EXERCISE — Copy each line below that has "title".
══════════════════════════════
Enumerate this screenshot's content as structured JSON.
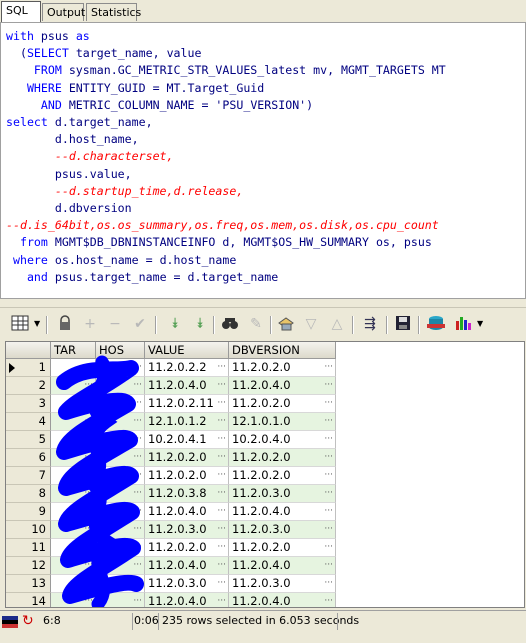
{
  "tabs": [
    {
      "label": "SQL",
      "active": true
    },
    {
      "label": "Output",
      "active": false
    },
    {
      "label": "Statistics",
      "active": false
    }
  ],
  "sql_lines": [
    [
      {
        "t": "with ",
        "c": "kw"
      },
      {
        "t": "psus ",
        "c": "id"
      },
      {
        "t": "as",
        "c": "kw"
      }
    ],
    [
      {
        "t": "  (",
        "c": "id"
      },
      {
        "t": "SELECT ",
        "c": "kw"
      },
      {
        "t": "target_name, value",
        "c": "id"
      }
    ],
    [
      {
        "t": "    FROM ",
        "c": "kw"
      },
      {
        "t": "sysman.GC_METRIC_STR_VALUES_latest mv, MGMT_TARGETS MT",
        "c": "id"
      }
    ],
    [
      {
        "t": "   WHERE ",
        "c": "kw"
      },
      {
        "t": "ENTITY_GUID = MT.Target_Guid",
        "c": "id"
      }
    ],
    [
      {
        "t": "     AND ",
        "c": "kw"
      },
      {
        "t": "METRIC_COLUMN_NAME = ",
        "c": "id"
      },
      {
        "t": "'PSU_VERSION'",
        "c": "st"
      },
      {
        "t": ")",
        "c": "id"
      }
    ],
    [
      {
        "t": "select ",
        "c": "kw"
      },
      {
        "t": "d.target_name,",
        "c": "id"
      }
    ],
    [
      {
        "t": "       d.host_name,",
        "c": "id"
      }
    ],
    [
      {
        "t": "       --d.characterset,",
        "c": "cm"
      }
    ],
    [
      {
        "t": "       psus.value,",
        "c": "id"
      }
    ],
    [
      {
        "t": "       --d.startup_time,d.release,",
        "c": "cm"
      }
    ],
    [
      {
        "t": "       d.dbversion",
        "c": "id"
      }
    ],
    [
      {
        "t": "--d.is_64bit,os.os_summary,os.freq,os.mem,os.disk,os.cpu_count",
        "c": "cm"
      }
    ],
    [
      {
        "t": "  from ",
        "c": "kw"
      },
      {
        "t": "MGMT$DB_DBNINSTANCEINFO d, MGMT$OS_HW_SUMMARY os, psus",
        "c": "id"
      }
    ],
    [
      {
        "t": " where ",
        "c": "kw"
      },
      {
        "t": "os.host_name = d.host_name",
        "c": "id"
      }
    ],
    [
      {
        "t": "   and ",
        "c": "kw"
      },
      {
        "t": "psus.target_name = d.target_name",
        "c": "id"
      }
    ]
  ],
  "columns": [
    "TAR",
    "HOS",
    "VALUE",
    "DBVERSION"
  ],
  "rows": [
    {
      "n": "1",
      "value": "11.2.0.2.2",
      "dbversion": "11.2.0.2.0"
    },
    {
      "n": "2",
      "value": "11.2.0.4.0",
      "dbversion": "11.2.0.4.0"
    },
    {
      "n": "3",
      "value": "11.2.0.2.11",
      "dbversion": "11.2.0.2.0"
    },
    {
      "n": "4",
      "value": "12.1.0.1.2",
      "dbversion": "12.1.0.1.0"
    },
    {
      "n": "5",
      "value": "10.2.0.4.1",
      "dbversion": "10.2.0.4.0"
    },
    {
      "n": "6",
      "value": "11.2.0.2.0",
      "dbversion": "11.2.0.2.0"
    },
    {
      "n": "7",
      "value": "11.2.0.2.0",
      "dbversion": "11.2.0.2.0"
    },
    {
      "n": "8",
      "value": "11.2.0.3.8",
      "dbversion": "11.2.0.3.0"
    },
    {
      "n": "9",
      "value": "11.2.0.4.0",
      "dbversion": "11.2.0.4.0"
    },
    {
      "n": "10",
      "value": "11.2.0.3.0",
      "dbversion": "11.2.0.3.0"
    },
    {
      "n": "11",
      "value": "11.2.0.2.0",
      "dbversion": "11.2.0.2.0"
    },
    {
      "n": "12",
      "value": "11.2.0.4.0",
      "dbversion": "11.2.0.4.0"
    },
    {
      "n": "13",
      "value": "11.2.0.3.0",
      "dbversion": "11.2.0.3.0"
    },
    {
      "n": "14",
      "value": "11.2.0.4.0",
      "dbversion": "11.2.0.4.0"
    }
  ],
  "toolbar_icons": [
    "grid-layout-icon",
    "lock-icon",
    "add-record-icon",
    "delete-record-icon",
    "post-edit-icon",
    "next-page-icon",
    "last-page-icon",
    "find-icon",
    "clear-icon",
    "export-icon",
    "filter-down-icon",
    "filter-up-icon",
    "flow-icon",
    "save-icon",
    "database-icon",
    "chart-icon"
  ],
  "status": {
    "position": "6:8",
    "elapsed": "0:06",
    "message": "235 rows selected in 6.053 seconds"
  },
  "colors": {
    "keyword": "#0000ff",
    "identifier": "#000080",
    "comment": "#ff0000",
    "row_alt": "#e6f4e0",
    "redaction": "#0000ff"
  }
}
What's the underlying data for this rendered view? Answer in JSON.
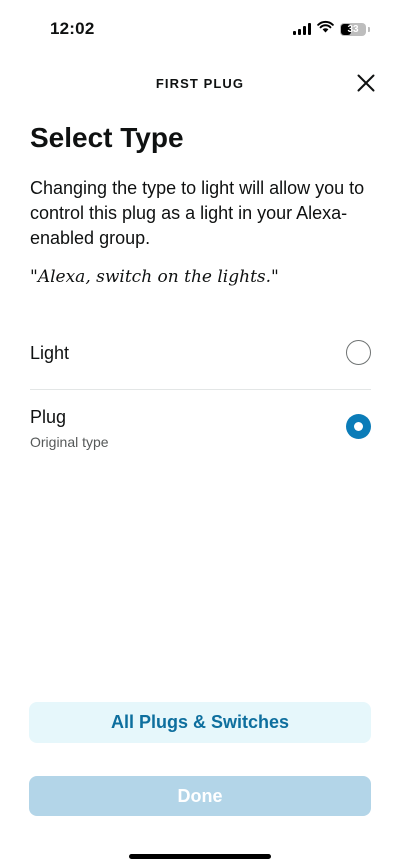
{
  "status_bar": {
    "time": "12:02",
    "battery_level": "33"
  },
  "header": {
    "title": "FIRST PLUG"
  },
  "page": {
    "title": "Select Type",
    "description": "Changing the type to light will allow you to control this plug as a light in your Alexa-enabled group.",
    "quote": "\"Alexa, switch on the lights.\""
  },
  "options": [
    {
      "label": "Light",
      "sublabel": "",
      "selected": false
    },
    {
      "label": "Plug",
      "sublabel": "Original type",
      "selected": true
    }
  ],
  "buttons": {
    "all_plugs_label": "All Plugs & Switches",
    "done_label": "Done"
  },
  "colors": {
    "accent": "#0b7cb8",
    "secondary_button_bg": "#e6f7fb",
    "secondary_button_text": "#0e6f9e",
    "done_button_bg": "#b3d5e8"
  }
}
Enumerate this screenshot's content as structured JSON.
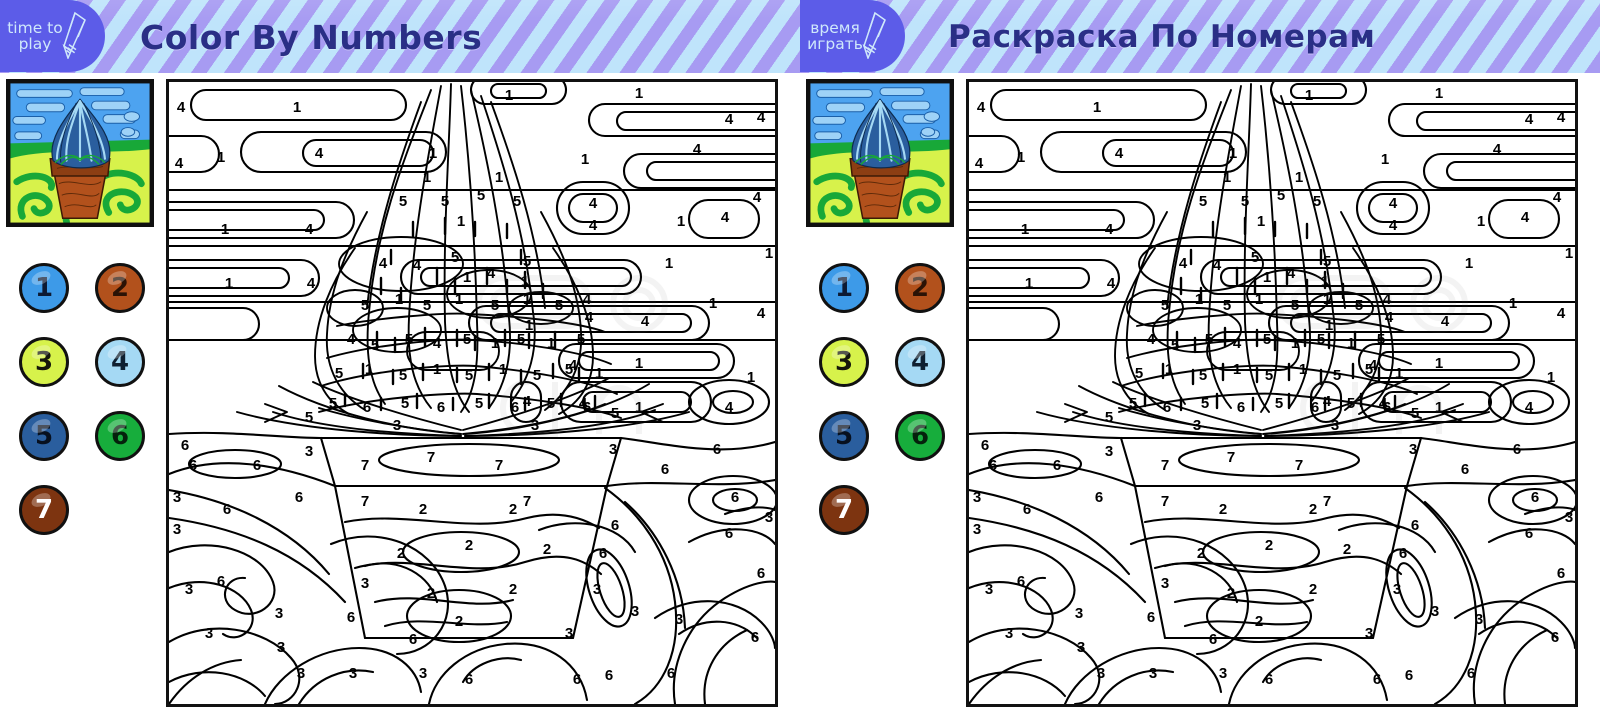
{
  "panels": [
    {
      "id": "english",
      "badge": {
        "line1": "time to",
        "line2": "play",
        "icon": "pencil-icon"
      },
      "title": "Color By Numbers"
    },
    {
      "id": "russian",
      "badge": {
        "line1": "время",
        "line2": "играть",
        "icon": "pencil-icon"
      },
      "title": "Раскраска По Номерам"
    }
  ],
  "legend": {
    "title": "color-key",
    "items": [
      {
        "number": "1",
        "color": "#3d9ae8",
        "text_color": "#0d1a33",
        "name": "blue"
      },
      {
        "number": "2",
        "color": "#b2511c",
        "text_color": "#2a1205",
        "name": "dark-orange-brown"
      },
      {
        "number": "3",
        "color": "#d7f24b",
        "text_color": "#14170a",
        "name": "yellow-green"
      },
      {
        "number": "4",
        "color": "#a5d9f4",
        "text_color": "#102030",
        "name": "light-blue"
      },
      {
        "number": "5",
        "color": "#2a5e9e",
        "text_color": "#07101f",
        "name": "dark-blue"
      },
      {
        "number": "6",
        "color": "#17ad3c",
        "text_color": "#05210c",
        "name": "green"
      },
      {
        "number": "7",
        "color": "#7d3410",
        "text_color": "#ffffff",
        "name": "dark-brown"
      }
    ]
  },
  "thumbnail": {
    "name": "reference-picture",
    "subject": "blue plant in a brown flower pot on green grass with blue sky",
    "colors": {
      "sky": "#4da3f0",
      "sky_light": "#9ed2f7",
      "grass_green": "#18a838",
      "grass_yellow": "#d7f24b",
      "pot": "#b2511c",
      "pot_dark": "#7d3410",
      "plant": "#2a5e9e",
      "plant_light": "#a5d9f4"
    }
  },
  "canvas": {
    "name": "color-by-numbers-line-art",
    "regions_legend": "numbered outline regions to be colored",
    "numbers_used": [
      "1",
      "2",
      "3",
      "4",
      "5",
      "6",
      "7"
    ]
  },
  "chart_data": {
    "type": "table",
    "title": "Color By Numbers key",
    "categories": [
      "1",
      "2",
      "3",
      "4",
      "5",
      "6",
      "7"
    ],
    "values": [
      "#3d9ae8",
      "#b2511c",
      "#d7f24b",
      "#a5d9f4",
      "#2a5e9e",
      "#17ad3c",
      "#7d3410"
    ]
  },
  "sky_numbers": [
    "1",
    "4"
  ],
  "plant_numbers": [
    "1",
    "4",
    "5"
  ],
  "pot_numbers": [
    "2",
    "7"
  ],
  "grass_numbers": [
    "3",
    "6"
  ]
}
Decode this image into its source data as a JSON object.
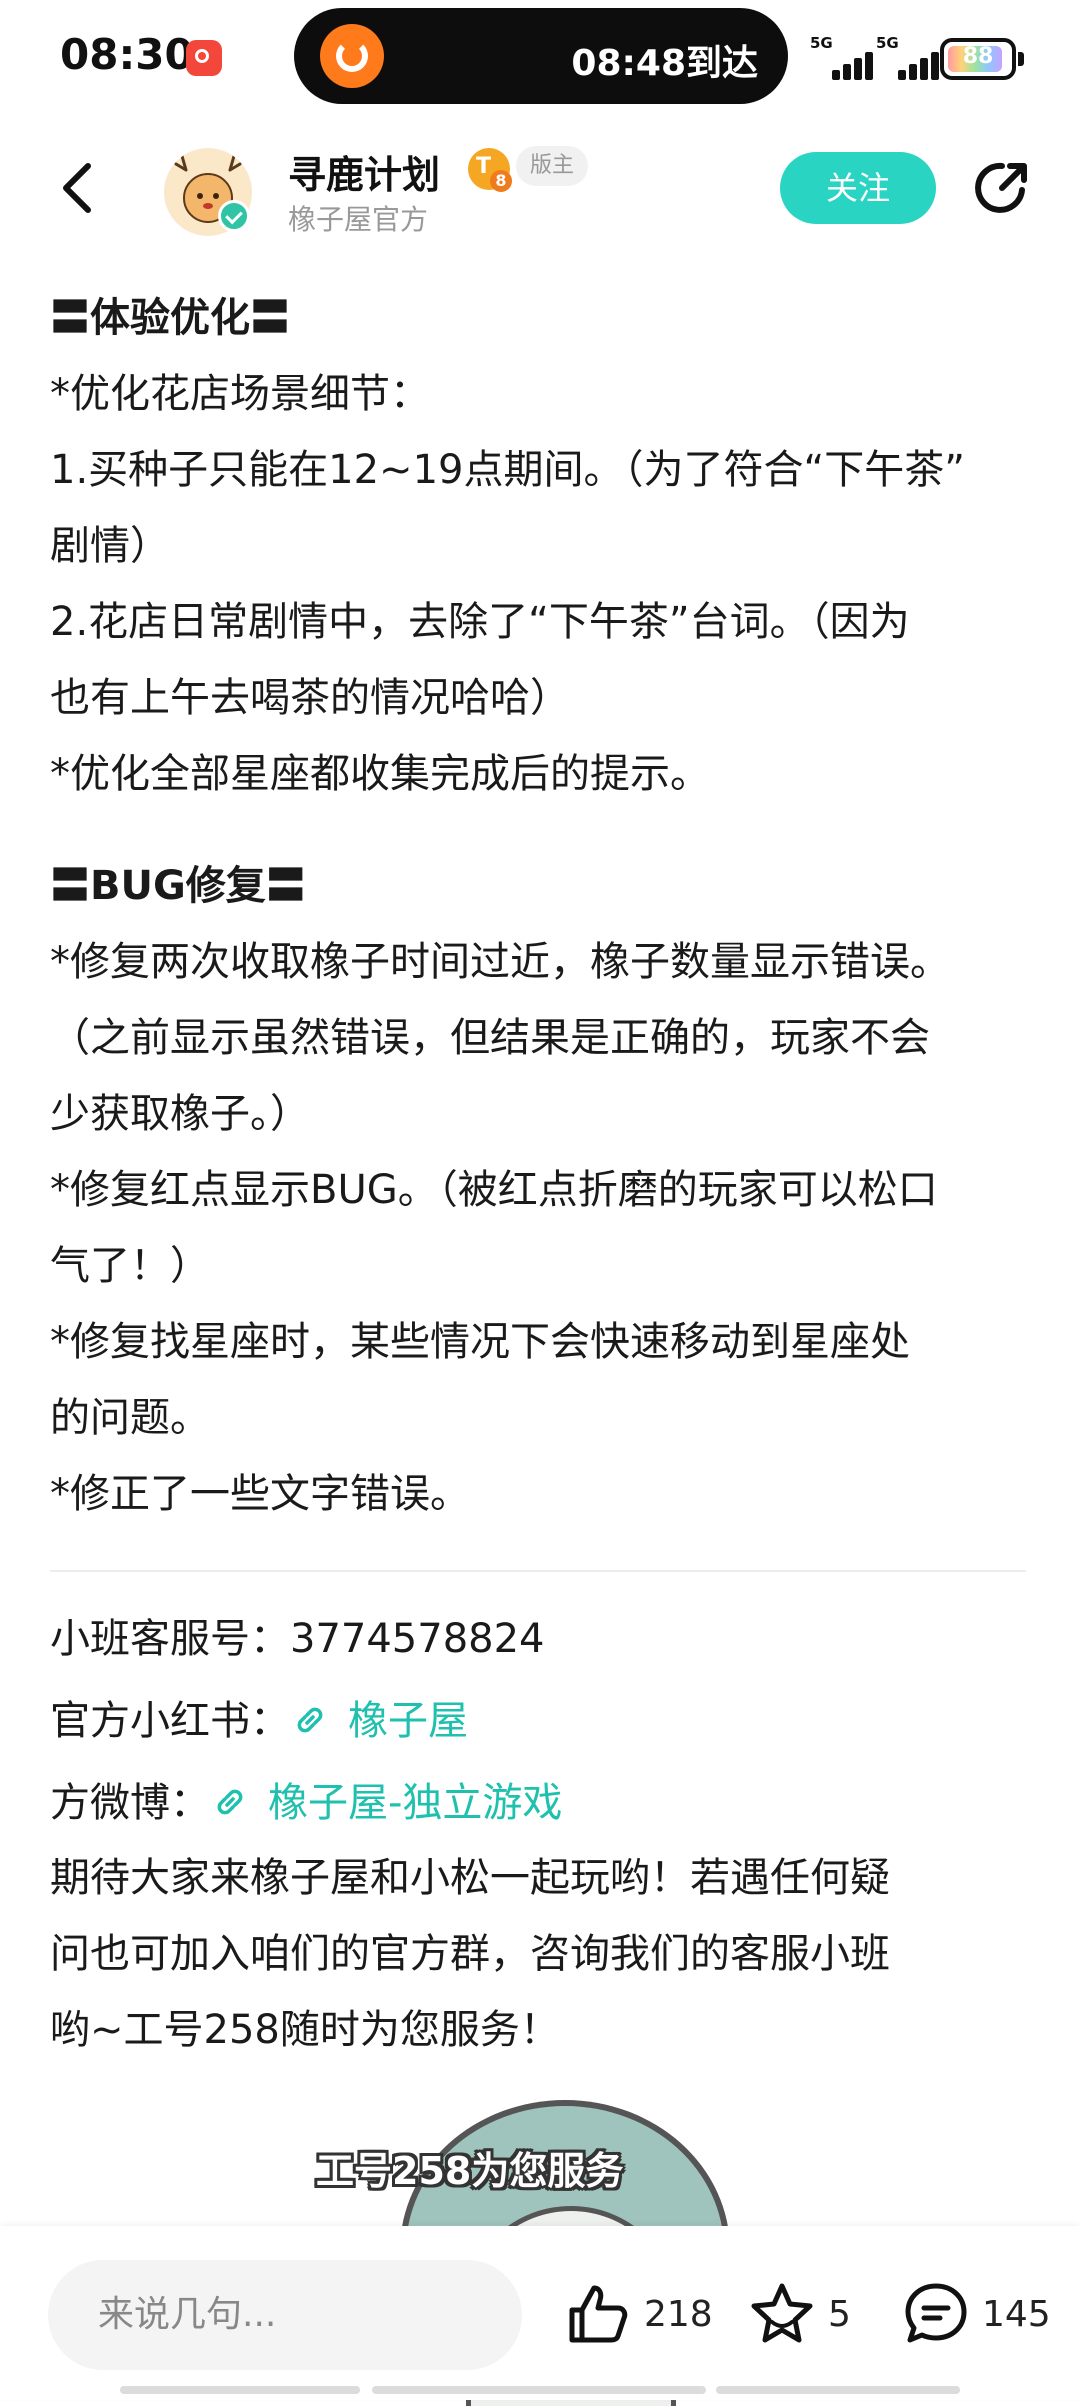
{
  "status_bar": {
    "time": "08:30",
    "island_text": "08:48到达",
    "signal_labels": [
      "5G",
      "5G"
    ],
    "battery_text": "88"
  },
  "header": {
    "name": "寻鹿计划",
    "level": "8",
    "badge": "版主",
    "subname": "橡子屋官方",
    "follow_label": "关注"
  },
  "content": {
    "lines": [
      {
        "text": "〓体验优化〓",
        "bold": true
      },
      {
        "text": "*优化花店场景细节：",
        "bold": false
      },
      {
        "text": "1.买种子只能在12~19点期间。（为了符合“下午茶”",
        "bold": false
      },
      {
        "text": "剧情）",
        "bold": false
      },
      {
        "text": "2.花店日常剧情中，去除了“下午茶”台词。（因为",
        "bold": false
      },
      {
        "text": "也有上午去喝茶的情况哈哈）",
        "bold": false
      },
      {
        "text": "*优化全部星座都收集完成后的提示。",
        "bold": false
      },
      {
        "gap": true
      },
      {
        "text": "〓BUG修复〓",
        "bold": true
      },
      {
        "text": "*修复两次收取橡子时间过近，橡子数量显示错误。",
        "bold": false
      },
      {
        "text": "（之前显示虽然错误，但结果是正确的，玩家不会",
        "bold": false
      },
      {
        "text": "少获取橡子。）",
        "bold": false
      },
      {
        "text": "*修复红点显示BUG。（被红点折磨的玩家可以松口",
        "bold": false
      },
      {
        "text": "气了！）",
        "bold": false
      },
      {
        "text": "*修复找星座时，某些情况下会快速移动到星座处",
        "bold": false
      },
      {
        "text": "的问题。",
        "bold": false
      },
      {
        "text": "*修正了一些文字错误。",
        "bold": false
      }
    ],
    "service_label": "小班客服号：",
    "service_number": "3774578824",
    "xhs_label": "官方小红书：",
    "xhs_link": "橡子屋",
    "weibo_label": "方微博：",
    "weibo_link": "橡子屋-独立游戏",
    "closing_lines": [
      "期待大家来橡子屋和小松一起玩哟！若遇任何疑",
      "问也可加入咱们的官方群，咨询我们的客服小班",
      "哟~工号258随时为您服务！"
    ],
    "image_caption": "工号258为您服务"
  },
  "bottom_bar": {
    "comment_placeholder": "来说几句...",
    "likes": "218",
    "favorites": "5",
    "comments": "145"
  },
  "colors": {
    "accent": "#2ad4c3",
    "link": "#1fc0ae"
  }
}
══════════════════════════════
OUTPUT FOR THIS TASK —
    "title": "FIRST PLUG"
    "title": "Select Type",
      "title": "Color By Numbers"
      "title": "Раскраска По Номерам"
    "title": "color-key",
    "title": "Color By Numbers key",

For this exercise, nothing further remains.